    Hi Kath,my first attempt at Kumara ,this season, was a wonderful success.I got about 15kg of assorted sizes.Largest was 1.1kg ..I gifted it to the neighbor with 3 teenage boys.
    I cured them for 5 days and decided to try storing under my bed. wrapped in news paper..
    When I checked them today, after 10 days, a couple I unwrapped were starting to grow.
    Can I do anything to stop them growing so I can continue with storing them.
    I love learning from you.
    Many thanks from South Kaipara

    • Awesome Christine, for the crop! Such good value. The trick with long storage is to keep the kumara dormant. Warmth and moisture are what break dormancy and make it shoot. Find somewhere with good air movement, not like a breeze but not dead air either. Try places and keep moving them about until you find the spot – storage is the trickiest bit I reckon. Meantime knock the shoots off.
      cheers Kath

  6. Hi Kath, i grew some really healthy kumara plants this year, last week i rummaged around in the growth and found one nice large tuber, so i dug up the plants. Turns out across three plants (each a couple of metres long) that was my one tuber (plus one other egg-sized one). Not even the start of any others visible. Any idea what went wrong? I grow in warm, north-facing raised beds, in a good compost-seaweed-manure mix

    • Hey Ben – it’s pretty tricky for me to say remotely what went wrong for you, but something didnt line up somewhere along the way. Generally where tops are lush and bottom growth poor, it indicates too much nitrogen. Depends what your base soil is and where you live – did you easily get the 3.5 months of warm weather (soil at 18 degrees). Bought compost is often imbalanced – perhaps this? Manure is likely too much. Seaweed is perfect! cheers

      • Thanks for the reply.

        I planted the slips back in Nov, and they were in raised beds up against a concrete wall, so i think nice and warm. I’m in Wellington but grow bananas in the same spot, and have a couple of 3yr old capsicum plants in the adjacent bed, very mild microclimate.

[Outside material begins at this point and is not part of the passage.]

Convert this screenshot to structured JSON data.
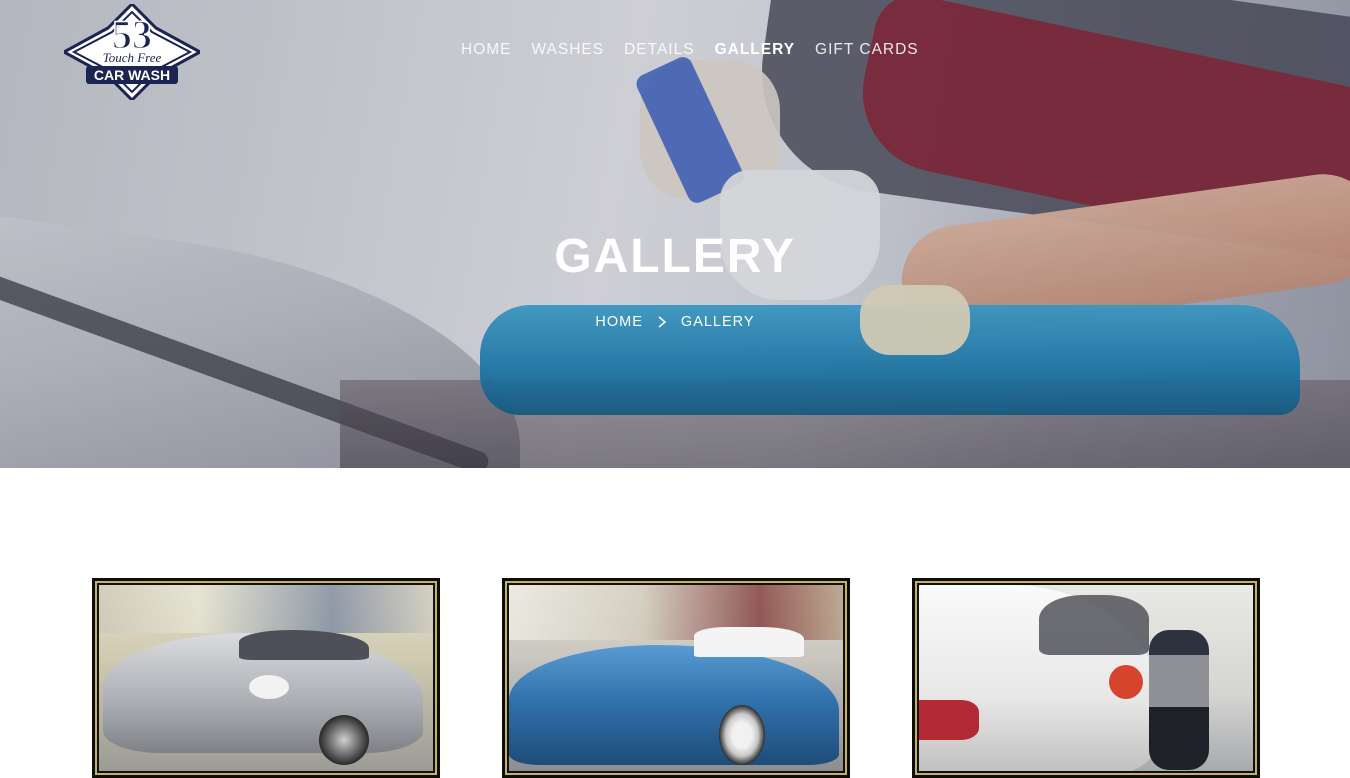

        The nitrogen issue sounds more plausible. I had tomatoes growing on the wall at the back of the bed, so was fertilising that patch pretty heavily.

        I’ll try a less fertile patch next year 🙂

  7. great information thank you. I have grown kumera for years and this year waited and waited for dryish soil and only dug them last week well squished about in heavy Takapuna clay using a fiberglass pole to loosen the MUD then felt about for lumps.
    I transferred them onto the lawn to dry and flaked the excess mud off carefully…… and oh hell its rained all night. you say don’t wash – well “that was taken out of my hands” .
    What do you advise please.
    his is a video I made recently that may be of interest to you
    Bringing The Soil Into Balance

    • Bad luck Pete. The weather is the weather – you can only go forwards right – whats done is done. To remdiate I’d have gotten them under cover toute de suite and cured them as soon as. Heres to next year and perhaps grow them in a mound. Best K